*** Block opens ***

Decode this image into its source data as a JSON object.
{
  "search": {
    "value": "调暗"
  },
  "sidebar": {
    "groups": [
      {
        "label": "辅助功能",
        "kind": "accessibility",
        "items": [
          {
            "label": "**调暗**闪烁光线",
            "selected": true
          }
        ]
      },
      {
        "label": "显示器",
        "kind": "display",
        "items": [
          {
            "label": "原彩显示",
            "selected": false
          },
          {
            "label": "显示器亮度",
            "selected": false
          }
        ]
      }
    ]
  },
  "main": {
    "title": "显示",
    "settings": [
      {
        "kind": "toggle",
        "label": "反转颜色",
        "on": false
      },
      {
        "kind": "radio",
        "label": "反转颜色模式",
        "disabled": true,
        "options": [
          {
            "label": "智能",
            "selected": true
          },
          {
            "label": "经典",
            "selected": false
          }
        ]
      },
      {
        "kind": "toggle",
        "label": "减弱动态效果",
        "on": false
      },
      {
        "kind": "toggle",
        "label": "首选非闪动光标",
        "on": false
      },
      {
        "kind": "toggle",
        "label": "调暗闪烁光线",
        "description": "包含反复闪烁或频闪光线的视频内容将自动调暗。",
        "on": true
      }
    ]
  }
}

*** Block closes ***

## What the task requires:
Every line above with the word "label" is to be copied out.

## Reply to the exercise:
        "label": "辅助功能",
            "label": "**调暗**闪烁光线",
        "label": "显示器",
            "label": "原彩显示",
            "label": "显示器亮度",
        "label": "反转颜色",
        "label": "反转颜色模式",
            "label": "智能",
            "label": "经典",
        "label": "减弱动态效果",
        "label": "首选非闪动光标",
        "label": "调暗闪烁光线",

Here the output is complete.